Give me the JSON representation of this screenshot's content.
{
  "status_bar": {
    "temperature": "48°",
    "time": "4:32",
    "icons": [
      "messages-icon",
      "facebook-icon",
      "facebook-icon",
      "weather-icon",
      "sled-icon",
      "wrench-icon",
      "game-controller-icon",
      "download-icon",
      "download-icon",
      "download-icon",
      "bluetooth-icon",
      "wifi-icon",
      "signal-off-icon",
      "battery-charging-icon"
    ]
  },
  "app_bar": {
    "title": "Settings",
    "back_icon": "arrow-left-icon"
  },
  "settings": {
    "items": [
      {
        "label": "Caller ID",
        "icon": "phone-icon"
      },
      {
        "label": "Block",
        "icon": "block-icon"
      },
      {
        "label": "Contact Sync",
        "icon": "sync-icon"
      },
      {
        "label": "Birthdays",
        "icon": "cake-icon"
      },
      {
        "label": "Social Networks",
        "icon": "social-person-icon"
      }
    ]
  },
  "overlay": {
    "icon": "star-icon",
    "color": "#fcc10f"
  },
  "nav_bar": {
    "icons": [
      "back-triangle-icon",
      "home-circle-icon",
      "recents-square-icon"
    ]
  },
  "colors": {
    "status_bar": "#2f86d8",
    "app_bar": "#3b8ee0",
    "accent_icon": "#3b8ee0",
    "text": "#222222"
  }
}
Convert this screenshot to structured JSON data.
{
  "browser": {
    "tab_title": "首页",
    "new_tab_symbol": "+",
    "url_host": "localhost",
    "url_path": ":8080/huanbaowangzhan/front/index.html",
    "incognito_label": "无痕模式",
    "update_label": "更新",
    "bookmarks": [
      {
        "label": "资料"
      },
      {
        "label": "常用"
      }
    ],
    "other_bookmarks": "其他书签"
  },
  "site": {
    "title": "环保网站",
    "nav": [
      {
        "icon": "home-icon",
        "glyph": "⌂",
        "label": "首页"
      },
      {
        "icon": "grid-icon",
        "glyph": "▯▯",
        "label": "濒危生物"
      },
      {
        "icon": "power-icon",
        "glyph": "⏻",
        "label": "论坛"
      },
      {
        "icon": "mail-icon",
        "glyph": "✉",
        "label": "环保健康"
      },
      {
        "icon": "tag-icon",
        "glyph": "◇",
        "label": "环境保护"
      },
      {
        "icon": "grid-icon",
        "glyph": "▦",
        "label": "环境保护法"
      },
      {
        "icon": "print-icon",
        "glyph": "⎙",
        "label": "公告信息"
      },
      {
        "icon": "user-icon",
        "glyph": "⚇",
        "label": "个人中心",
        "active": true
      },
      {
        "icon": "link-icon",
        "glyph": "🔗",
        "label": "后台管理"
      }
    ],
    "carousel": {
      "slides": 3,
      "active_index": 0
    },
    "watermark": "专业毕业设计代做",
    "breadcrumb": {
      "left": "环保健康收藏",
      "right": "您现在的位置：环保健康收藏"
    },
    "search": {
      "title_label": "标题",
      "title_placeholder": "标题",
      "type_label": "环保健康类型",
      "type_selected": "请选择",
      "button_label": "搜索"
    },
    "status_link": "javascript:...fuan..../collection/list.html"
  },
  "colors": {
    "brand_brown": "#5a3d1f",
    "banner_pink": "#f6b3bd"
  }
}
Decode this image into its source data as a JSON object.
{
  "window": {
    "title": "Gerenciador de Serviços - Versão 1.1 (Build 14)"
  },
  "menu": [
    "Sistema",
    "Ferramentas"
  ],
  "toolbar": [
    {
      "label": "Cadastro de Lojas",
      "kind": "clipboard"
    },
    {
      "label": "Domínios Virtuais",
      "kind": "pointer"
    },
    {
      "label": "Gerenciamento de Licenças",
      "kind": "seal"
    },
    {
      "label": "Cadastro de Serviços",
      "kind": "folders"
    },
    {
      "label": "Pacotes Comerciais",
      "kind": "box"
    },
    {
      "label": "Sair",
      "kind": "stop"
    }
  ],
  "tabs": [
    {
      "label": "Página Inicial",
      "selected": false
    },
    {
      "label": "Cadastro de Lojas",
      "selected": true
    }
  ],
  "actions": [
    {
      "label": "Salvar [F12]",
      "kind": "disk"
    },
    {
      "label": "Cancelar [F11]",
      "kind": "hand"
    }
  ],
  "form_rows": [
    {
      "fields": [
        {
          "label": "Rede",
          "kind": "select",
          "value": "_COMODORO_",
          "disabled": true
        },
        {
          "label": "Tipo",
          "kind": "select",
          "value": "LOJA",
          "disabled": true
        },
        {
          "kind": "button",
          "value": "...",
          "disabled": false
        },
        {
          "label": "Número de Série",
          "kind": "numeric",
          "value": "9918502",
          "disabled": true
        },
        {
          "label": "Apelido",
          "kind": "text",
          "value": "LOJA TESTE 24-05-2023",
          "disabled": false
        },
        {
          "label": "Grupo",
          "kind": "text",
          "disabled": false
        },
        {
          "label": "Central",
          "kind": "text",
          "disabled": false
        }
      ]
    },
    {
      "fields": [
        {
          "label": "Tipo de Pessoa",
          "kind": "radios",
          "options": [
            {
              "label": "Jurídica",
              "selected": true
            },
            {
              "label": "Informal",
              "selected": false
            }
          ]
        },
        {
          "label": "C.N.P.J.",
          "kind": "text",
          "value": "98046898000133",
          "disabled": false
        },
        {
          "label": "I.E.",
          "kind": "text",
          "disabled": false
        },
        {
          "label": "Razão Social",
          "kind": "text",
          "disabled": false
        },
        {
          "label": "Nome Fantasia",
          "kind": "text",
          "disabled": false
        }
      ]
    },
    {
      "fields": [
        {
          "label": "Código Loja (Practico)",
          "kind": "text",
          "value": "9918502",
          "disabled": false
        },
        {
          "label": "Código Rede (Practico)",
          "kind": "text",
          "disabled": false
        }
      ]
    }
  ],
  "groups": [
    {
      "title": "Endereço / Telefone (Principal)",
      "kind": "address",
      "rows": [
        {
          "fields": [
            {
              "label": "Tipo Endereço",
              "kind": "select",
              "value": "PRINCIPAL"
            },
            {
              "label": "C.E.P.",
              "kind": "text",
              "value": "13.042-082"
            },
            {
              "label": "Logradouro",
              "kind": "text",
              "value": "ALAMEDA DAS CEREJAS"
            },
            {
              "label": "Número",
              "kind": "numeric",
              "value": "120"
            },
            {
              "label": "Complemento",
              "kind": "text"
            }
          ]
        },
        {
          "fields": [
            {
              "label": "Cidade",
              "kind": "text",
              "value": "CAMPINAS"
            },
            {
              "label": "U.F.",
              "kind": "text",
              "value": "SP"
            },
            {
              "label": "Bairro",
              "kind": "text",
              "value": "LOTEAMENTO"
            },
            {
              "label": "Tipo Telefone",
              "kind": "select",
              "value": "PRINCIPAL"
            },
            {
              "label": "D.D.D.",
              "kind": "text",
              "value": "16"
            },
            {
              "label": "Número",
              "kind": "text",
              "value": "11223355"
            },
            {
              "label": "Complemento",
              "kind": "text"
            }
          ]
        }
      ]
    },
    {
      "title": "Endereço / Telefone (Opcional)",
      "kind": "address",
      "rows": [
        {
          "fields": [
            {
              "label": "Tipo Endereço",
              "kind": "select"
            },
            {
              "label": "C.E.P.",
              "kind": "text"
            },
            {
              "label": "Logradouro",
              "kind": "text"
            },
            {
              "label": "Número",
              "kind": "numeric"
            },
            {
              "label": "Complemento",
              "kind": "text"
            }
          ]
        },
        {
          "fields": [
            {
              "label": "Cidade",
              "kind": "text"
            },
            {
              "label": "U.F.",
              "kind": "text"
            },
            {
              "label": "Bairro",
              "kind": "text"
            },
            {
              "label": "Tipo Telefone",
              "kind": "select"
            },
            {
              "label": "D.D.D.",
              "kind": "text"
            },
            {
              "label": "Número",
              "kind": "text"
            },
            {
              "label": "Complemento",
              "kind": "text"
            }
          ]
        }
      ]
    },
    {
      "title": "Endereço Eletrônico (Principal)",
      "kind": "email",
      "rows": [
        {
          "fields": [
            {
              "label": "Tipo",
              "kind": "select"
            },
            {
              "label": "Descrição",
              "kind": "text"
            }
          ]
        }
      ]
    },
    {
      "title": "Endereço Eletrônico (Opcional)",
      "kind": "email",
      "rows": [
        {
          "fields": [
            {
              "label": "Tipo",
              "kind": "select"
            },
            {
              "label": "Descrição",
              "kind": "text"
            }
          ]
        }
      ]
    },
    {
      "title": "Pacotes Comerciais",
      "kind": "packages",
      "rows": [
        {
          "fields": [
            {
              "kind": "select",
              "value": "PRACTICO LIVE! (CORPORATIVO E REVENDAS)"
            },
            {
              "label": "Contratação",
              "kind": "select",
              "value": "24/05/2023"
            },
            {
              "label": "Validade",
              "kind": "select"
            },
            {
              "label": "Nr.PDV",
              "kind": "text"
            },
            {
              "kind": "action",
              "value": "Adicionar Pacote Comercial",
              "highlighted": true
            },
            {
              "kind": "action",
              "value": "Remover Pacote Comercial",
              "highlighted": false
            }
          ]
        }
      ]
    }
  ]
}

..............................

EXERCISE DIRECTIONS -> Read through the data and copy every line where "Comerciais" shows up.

YOUR SOLUTION ->
      "label": "Pacotes Comerciais",
      "title": "Pacotes Comerciais",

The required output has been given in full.